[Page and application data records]
****************
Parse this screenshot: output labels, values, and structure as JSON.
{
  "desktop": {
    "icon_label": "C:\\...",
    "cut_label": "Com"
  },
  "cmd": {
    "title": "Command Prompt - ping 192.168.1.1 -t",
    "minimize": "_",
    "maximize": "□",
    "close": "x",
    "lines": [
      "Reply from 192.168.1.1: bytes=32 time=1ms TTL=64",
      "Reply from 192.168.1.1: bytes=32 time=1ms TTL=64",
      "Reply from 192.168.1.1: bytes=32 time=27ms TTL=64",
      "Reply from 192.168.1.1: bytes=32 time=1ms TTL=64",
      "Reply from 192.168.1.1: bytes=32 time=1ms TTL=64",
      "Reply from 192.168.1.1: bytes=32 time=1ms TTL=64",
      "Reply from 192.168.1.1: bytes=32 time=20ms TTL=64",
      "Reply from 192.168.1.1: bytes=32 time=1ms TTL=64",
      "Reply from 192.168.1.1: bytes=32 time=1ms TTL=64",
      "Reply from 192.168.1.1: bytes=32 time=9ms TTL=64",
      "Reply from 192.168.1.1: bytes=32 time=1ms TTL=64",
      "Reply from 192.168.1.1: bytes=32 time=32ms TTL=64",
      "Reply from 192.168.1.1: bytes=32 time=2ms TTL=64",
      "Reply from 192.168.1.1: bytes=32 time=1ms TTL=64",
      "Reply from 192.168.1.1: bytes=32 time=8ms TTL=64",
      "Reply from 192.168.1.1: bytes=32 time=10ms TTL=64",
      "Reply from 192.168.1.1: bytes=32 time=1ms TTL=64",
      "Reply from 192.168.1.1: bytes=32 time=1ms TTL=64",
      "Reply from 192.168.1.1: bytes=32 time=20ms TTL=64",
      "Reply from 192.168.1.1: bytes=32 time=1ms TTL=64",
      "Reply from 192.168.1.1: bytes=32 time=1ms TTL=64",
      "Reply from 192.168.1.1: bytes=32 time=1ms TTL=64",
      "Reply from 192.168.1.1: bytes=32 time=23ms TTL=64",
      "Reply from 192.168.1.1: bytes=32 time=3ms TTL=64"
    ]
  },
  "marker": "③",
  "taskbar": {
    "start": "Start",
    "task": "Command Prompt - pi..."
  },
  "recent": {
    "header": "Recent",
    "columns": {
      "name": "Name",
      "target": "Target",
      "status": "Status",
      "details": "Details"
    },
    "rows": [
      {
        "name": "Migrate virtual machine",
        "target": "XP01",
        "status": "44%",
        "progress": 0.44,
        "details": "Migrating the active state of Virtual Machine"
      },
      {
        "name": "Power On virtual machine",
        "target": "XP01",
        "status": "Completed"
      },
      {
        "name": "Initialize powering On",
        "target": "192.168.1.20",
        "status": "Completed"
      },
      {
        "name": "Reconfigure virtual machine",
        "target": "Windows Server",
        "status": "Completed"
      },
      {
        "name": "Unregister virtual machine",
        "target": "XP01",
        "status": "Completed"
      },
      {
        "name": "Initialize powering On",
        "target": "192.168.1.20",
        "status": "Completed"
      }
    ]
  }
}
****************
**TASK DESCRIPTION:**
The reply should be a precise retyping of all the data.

**RESPONSE:**
Parse this screenshot: output labels, values, and structure as JSON.
{
  "desktop": {
    "icon_label": "C:\\...",
    "cut_label": "Com"
  },
  "cmd": {
    "title": "Command Prompt - ping 192.168.1.1 -t",
    "minimize": "_",
    "maximize": "□",
    "close": "x",
    "lines": [
      "Reply from 192.168.1.1: bytes=32 time=1ms TTL=64",
      "Reply from 192.168.1.1: bytes=32 time=1ms TTL=64",
      "Reply from 192.168.1.1: bytes=32 time=27ms TTL=64",
      "Reply from 192.168.1.1: bytes=32 time=1ms TTL=64",
      "Reply from 192.168.1.1: bytes=32 time=1ms TTL=64",
      "Reply from 192.168.1.1: bytes=32 time=1ms TTL=64",
      "Reply from 192.168.1.1: bytes=32 time=20ms TTL=64",
      "Reply from 192.168.1.1: bytes=32 time=1ms TTL=64",
      "Reply from 192.168.1.1: bytes=32 time=1ms TTL=64",
      "Reply from 192.168.1.1: bytes=32 time=9ms TTL=64",
      "Reply from 192.168.1.1: bytes=32 time=1ms TTL=64",
      "Reply from 192.168.1.1: bytes=32 time=32ms TTL=64",
      "Reply from 192.168.1.1: bytes=32 time=2ms TTL=64",
      "Reply from 192.168.1.1: bytes=32 time=1ms TTL=64",
      "Reply from 192.168.1.1: bytes=32 time=8ms TTL=64",
      "Reply from 192.168.1.1: bytes=32 time=10ms TTL=64",
      "Reply from 192.168.1.1: bytes=32 time=1ms TTL=64",
      "Reply from 192.168.1.1: bytes=32 time=1ms TTL=64",
      "Reply from 192.168.1.1: bytes=32 time=20ms TTL=64",
      "Reply from 192.168.1.1: bytes=32 time=1ms TTL=64",
      "Reply from 192.168.1.1: bytes=32 time=1ms TTL=64",
      "Reply from 192.168.1.1: bytes=32 time=1ms TTL=64",
      "Reply from 192.168.1.1: bytes=32 time=23ms TTL=64",
      "Reply from 192.168.1.1: bytes=32 time=3ms TTL=64"
    ]
  },
  "marker": "③",
  "taskbar": {
    "start": "Start",
    "task": "Command Prompt - pi..."
  },
  "recent": {
    "header": "Recent",
    "columns": {
      "name": "Name",
      "target": "Target",
      "status": "Status",
      "details": "Details"
    },
    "rows": [
      {
        "name": "Migrate virtual machine",
        "target": "XP01",
        "status": "44%",
        "progress": 0.44,
        "details": "Migrating the active state of Virtual Machine"
      },
      {
        "name": "Power On virtual machine",
        "target": "XP01",
        "status": "Completed"
      },
      {
        "name": "Initialize powering On",
        "target": "192.168.1.20",
        "status": "Completed"
      },
      {
        "name": "Reconfigure virtual machine",
        "target": "Windows Server",
        "status": "Completed"
      },
      {
        "name": "Unregister virtual machine",
        "target": "XP01",
        "status": "Completed"
      },
      {
        "name": "Initialize powering On",
        "target": "192.168.1.20",
        "status": "Completed"
      }
    ]
  }
}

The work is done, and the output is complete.